As brilliant as the Roger character is, Don Draper gets most of the attention. In fact, when someone outside of the business finds out I work in advertising, they’ll innocently ask, “Who are you on Mad Men?” I can see them waiting in anticipation, hoping I respond ‘Don Draper’ so they can pull out tired jokes about his philandering, binge boozing, and heavy addiction to butts.

The reality is this: Don Draper doesn’t exist anymore(Hell, he hardly existed in the 60’s).
And it’s not because smoking is prohibited or because the only drinking allowed is the 10am shot of Diet Coke. 

No, being a Creative Director is a pretty tough job these days. Here’s a couple of reasons why. 

The Left Brain Coup.
Whether it’s an endless parade of focus groups or an expectation of specific ROI, the left brainers have a lot more clout these days. It’s not right. And it’s not wrong. It’s just different. On one hand, a Creative Director is expected to deliver original, breakthrough ideas that have never been done before. On the other, ROI forecasting is only possible when you measure ideas against everything that has been done before.

Diverse Clients, Diverse Needs.
Draper had it easy. He only had to master TV, print, and a couple of billboards. As a trusted consultant, a CD in 2010 should be able to advise clients on the latest opportunities and how to best leverage emerging channels. But it’s tough to be an expert on anything when one client needs a DM piece and another needs an Android app. 

The Economy
In 2010, clients cut budgets as they responded to economic realities in North America. That put a lot of pressure on Creative Directors to sell more, push more, win more, and accept more. As a good friend and Creative Director of an international agency said to me recently, “I’ve never worked so hard for so little.”

Tune in tomorrow and I’ll share a couple more.

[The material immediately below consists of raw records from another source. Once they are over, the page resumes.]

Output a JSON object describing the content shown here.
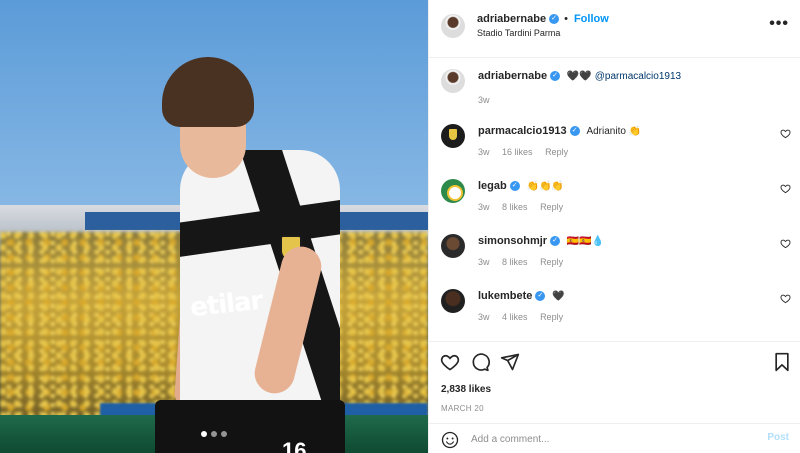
{
  "photo": {
    "sponsor_text": "etilar",
    "shorts_number": "16",
    "carousel": {
      "total": 3,
      "active": 1
    }
  },
  "header": {
    "username": "adriabernabe",
    "verified": true,
    "separator": "•",
    "follow_label": "Follow",
    "location": "Stadio Tardini Parma",
    "more_icon": "more-horizontal-icon"
  },
  "caption": {
    "username": "adriabernabe",
    "text": "🖤🖤",
    "mention": "@parmacalcio1913",
    "time": "3w"
  },
  "comments": [
    {
      "username": "parmacalcio1913",
      "text": "Adrianito 👏",
      "time": "3w",
      "likes": "16 likes",
      "reply": "Reply"
    },
    {
      "username": "legab",
      "text": "👏👏👏",
      "time": "3w",
      "likes": "8 likes",
      "reply": "Reply"
    },
    {
      "username": "simonsohmjr",
      "text": "🇪🇸🇪🇸💧",
      "time": "3w",
      "likes": "8 likes",
      "reply": "Reply"
    },
    {
      "username": "lukembete",
      "text": "🖤",
      "time": "3w",
      "likes": "4 likes",
      "reply": "Reply"
    }
  ],
  "actions": {
    "likes": "2,838 likes",
    "date": "MARCH 20",
    "icons": [
      "heart-icon",
      "comment-icon",
      "share-icon",
      "bookmark-icon"
    ]
  },
  "add_comment": {
    "placeholder": "Add a comment...",
    "post_label": "Post"
  },
  "colors": {
    "link": "#0095f6",
    "verified": "#3897f0",
    "muted": "#8e8e8e",
    "text": "#262626",
    "post_disabled": "#b2dffc"
  }
}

+ Be sure to read more about this in Jeromy Lloyd’s piece, “Rumbles in the Jungles”, in the upcoming Marketing Magazine.
In addition, I’m hosting a panel discussion of some of Canada’s top Creative Directors on the subject, “It’s not really fun anymore.”
It’ll be available in video form next week through Marketing. If you have any questions that you’d like me to ask them, leave them in the comments below.